Emotional intelligence guru Daniel Goleman's latest book strikes a chord with Gerald Haigh.
I've recently been in a position to observe a head as he's dealt with the effects on his school of the grave illness of a long-serving and much-loved teacher. To see him thoughtfully working his way through this - searching inside himself for what to say and write to colleagues, children and parents; balancing the desire to be positive with the need to avoid raising false hopes; always self-questioning ("that seemed the right thing to do, don't you think?") - has been a privilege, because I know I couldn't have done it nearly as well. The reason, I'm sure, is that he knows instinctively what Daniel Goleman says in his latest book: that "great leadership works through the emotions".
Goleman gives his own example of a leader tackling a crisis. Of Mark Loehr, manager of a US firm that lost people on September 11, he writes: "Over the following days Loehr was there as people wept together. Every night at 9.45 he sent out an email to the entire company about the personal side of the ongoing eventsI even if they get everything else just right, if leaders fail in this primal task of driving emotions in the right direction, nothing they do will work as well as it could".
Some people will say that Goleman, starting with his landmark book Emotional Intelligence in 1995, has been telling us nothing we don't know. But that's one of his strengths. Thirty years ago I learned from an elderly professor of philosophy at Birmingham University that the best poems, stories, lectures and books hold up before us the things with which, deep down, we are familiar. He illustrated the point one day by sitting back and growling the opening of the old and oft-recorded jazz standard "Don't Get Around Much Anymore": "Missed the Saturday dance Heard they crowded the floor Couldn't bear it without you Don't get around much anymore." Four short lines that, to those in whom they evoke instant recognition, are worth a whole treatise on the nature of unrequited love.
So, when Goleman says, as he did in one of his many interviews, "Emotional intelligence is a different way of being smart. It includes knowing what your feelings are and using your feelings to make good decisions in life," you recognise that it's what you as a citizen, a parent or a teacher have been feeling in your bones throughout your adult life.
How many times have we met the clever person who cannot get on with other people, or bring up children, or teach them, or even deal with his or her own feelings?
Goleman wasn't the first academic to try to identify and define those vital "other" abilities. The pioneering psychologist Edward Thorndike was in 1920 already defining "social intelligence" as "the ability to understand and manage men and women, boys and girls to act wisely in human relations".
Arguably, too, the work of Howard Gardner in the Eighties, on multiple intelligences, foreshadows that of Goleman.
But what does it all mean for teachers? In some quarters, particularly in the United States, Goleman's ideas that "EI" can be observed very early, and that the skills can be taught, have given rise to emotional literacy programmes. The United Kingdom, too, has schools, such as Christchurch primary in Wiltshire, and Medlock primary in Manchester, where Goleman's work is specifically mentioned as influencing curriculum and pedagogy.

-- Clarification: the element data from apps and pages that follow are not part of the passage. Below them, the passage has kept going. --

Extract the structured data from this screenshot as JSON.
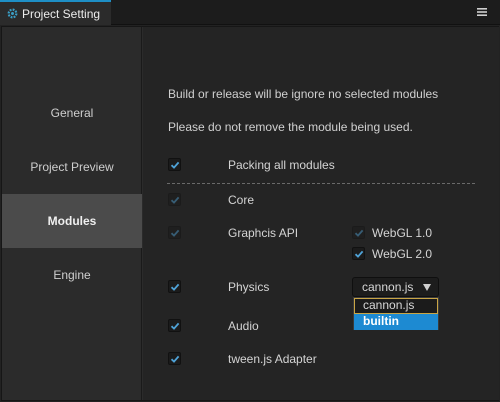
{
  "window": {
    "tab_title": "Project Setting"
  },
  "sidebar": {
    "items": [
      {
        "label": "General",
        "active": false
      },
      {
        "label": "Project Preview",
        "active": false
      },
      {
        "label": "Modules",
        "active": true
      },
      {
        "label": "Engine",
        "active": false
      }
    ]
  },
  "content": {
    "info_line1": "Build or release will be ignore no selected modules",
    "info_line2": "Please do not remove the module being used.",
    "pack_all": {
      "label": "Packing all modules",
      "checked": true
    },
    "modules": [
      {
        "label": "Core",
        "checked": true,
        "disabled": true
      },
      {
        "label": "Graphcis API",
        "checked": true,
        "disabled": true
      },
      {
        "label": "Physics",
        "checked": true,
        "disabled": false
      },
      {
        "label": "Audio",
        "checked": true,
        "disabled": false
      },
      {
        "label": "tween.js Adapter",
        "checked": true,
        "disabled": false
      }
    ],
    "graphics_options": [
      {
        "label": "WebGL 1.0",
        "checked": true,
        "disabled": true
      },
      {
        "label": "WebGL 2.0",
        "checked": true,
        "disabled": false
      }
    ],
    "physics_select": {
      "value": "cannon.js",
      "options": [
        "cannon.js",
        "builtin"
      ]
    }
  },
  "colors": {
    "accent": "#1e8fc6",
    "check": "#4fa3d8",
    "selected_option": "#1d8ad2",
    "hover_outline": "#c9a545"
  }
}
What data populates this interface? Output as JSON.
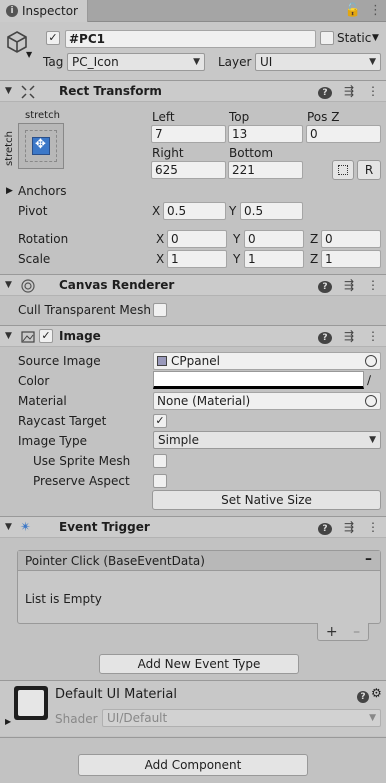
{
  "tab": {
    "title": "Inspector"
  },
  "object": {
    "name": "#PC1",
    "static_label": "Static",
    "tag_label": "Tag",
    "tag_value": "PC_Icon",
    "layer_label": "Layer",
    "layer_value": "UI"
  },
  "rect_transform": {
    "title": "Rect Transform",
    "anchor_top": "stretch",
    "anchor_side": "stretch",
    "left_label": "Left",
    "left_value": "7",
    "top_label": "Top",
    "top_value": "13",
    "posz_label": "Pos Z",
    "posz_value": "0",
    "right_label": "Right",
    "right_value": "625",
    "bottom_label": "Bottom",
    "bottom_value": "221",
    "r_label": "R",
    "anchors_label": "Anchors",
    "pivot_label": "Pivot",
    "pivot_x": "0.5",
    "pivot_y": "0.5",
    "rotation_label": "Rotation",
    "rot_x": "0",
    "rot_y": "0",
    "rot_z": "0",
    "scale_label": "Scale",
    "scale_x": "1",
    "scale_y": "1",
    "scale_z": "1",
    "x": "X",
    "y": "Y",
    "z": "Z"
  },
  "canvas_renderer": {
    "title": "Canvas Renderer",
    "cull_label": "Cull Transparent Mesh"
  },
  "image": {
    "title": "Image",
    "source_label": "Source Image",
    "source_value": "CPpanel",
    "color_label": "Color",
    "material_label": "Material",
    "material_value": "None (Material)",
    "raycast_label": "Raycast Target",
    "type_label": "Image Type",
    "type_value": "Simple",
    "sprite_mesh_label": "Use Sprite Mesh",
    "preserve_label": "Preserve Aspect",
    "native_size_label": "Set Native Size"
  },
  "event_trigger": {
    "title": "Event Trigger",
    "entry": "Pointer Click (BaseEventData)",
    "empty": "List is Empty",
    "add_label": "Add New Event Type"
  },
  "material": {
    "title": "Default UI Material",
    "shader_label": "Shader",
    "shader_value": "UI/Default"
  },
  "add_component_label": "Add Component"
}
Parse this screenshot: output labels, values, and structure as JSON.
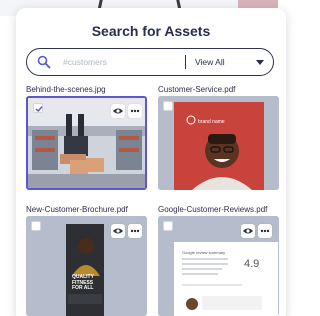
{
  "modal": {
    "title": "Search for Assets"
  },
  "search": {
    "placeholder": "#customers",
    "filter_selected": "View All"
  },
  "assets": [
    {
      "name": "Behind-the-scenes.jpg",
      "selected": true,
      "thumbnail": "warehouse-photo"
    },
    {
      "name": "Customer-Service.pdf",
      "selected": false,
      "thumbnail": "smiling-man-photo"
    },
    {
      "name": "New-Customer-Brochure.pdf",
      "selected": false,
      "thumbnail": "brochure-cover"
    },
    {
      "name": "Google-Customer-Reviews.pdf",
      "selected": false,
      "thumbnail": "reviews-document"
    }
  ],
  "thumbnails": {
    "customer_service_brand": "brand name",
    "brochure_text": "QUALITY FITNESS FOR ALL",
    "reviews_title": "Google review summary",
    "reviews_score": "4.9"
  },
  "colors": {
    "accent": "#5b57d1",
    "text": "#2b2e4a",
    "card_bg": "#b5bccb"
  }
}
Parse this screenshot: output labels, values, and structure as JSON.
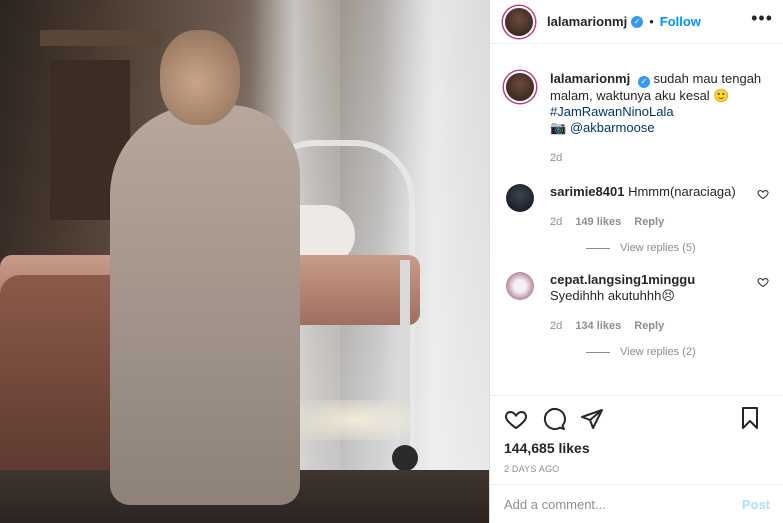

But others believe that tackling emotional intelligence by setting up teaching programmes under that name is only part of the story. Educational consultant Martin Skelton of Fieldwork Education, an expert on learning theory, says it's not just a matter of teaching emotional intelligence, but of "recognising the need to lead and teach in an emotionally intelligent way".
That being so - and given the lively current interest in the concept and practicalities of leadership in schools - the arrival of The New Leaders is pertinent and timely. Written in collaboration with colleagues Richard Boyatzis and Annie McKee, the book closely examines what it means to be an emotionally intelligent leader - self-aware, self-controlled, socially aware and able to manage relationships so as to bring out the best in people (all qualities, you'll notice, that have little to do with technical competence).
Self-awareness always comes first for Goleman; we all know people who aren't self-aware. Goleman gives examples, such as the manager who, by wanting to be seen as "in the know", was unable to see he caused only ill feeling by spreading uncertainty and rumour.
It's important to emphasise that emotionally intelligent leadership is more than a simple matter of being nice or democratic. There's a time, Goleman says, for clearing away dead wood, but he has many examples of managers who set out to turn an organisation around, only to make short-term gains at the expense of their companies' long-term health. Lessons there for those challenged to improve their schools.
This is a heartening, useful, encouraging book that will first confirm for good leaders that what they are doing is probably right, then give them more to think about. As consultant Martin Skelton puts it: "Goleman provides justification for those who have been criticised for working in the way he advocates, and gives a framework for those who want to try his approach. He is this generation's articulator of what we've always known to be true."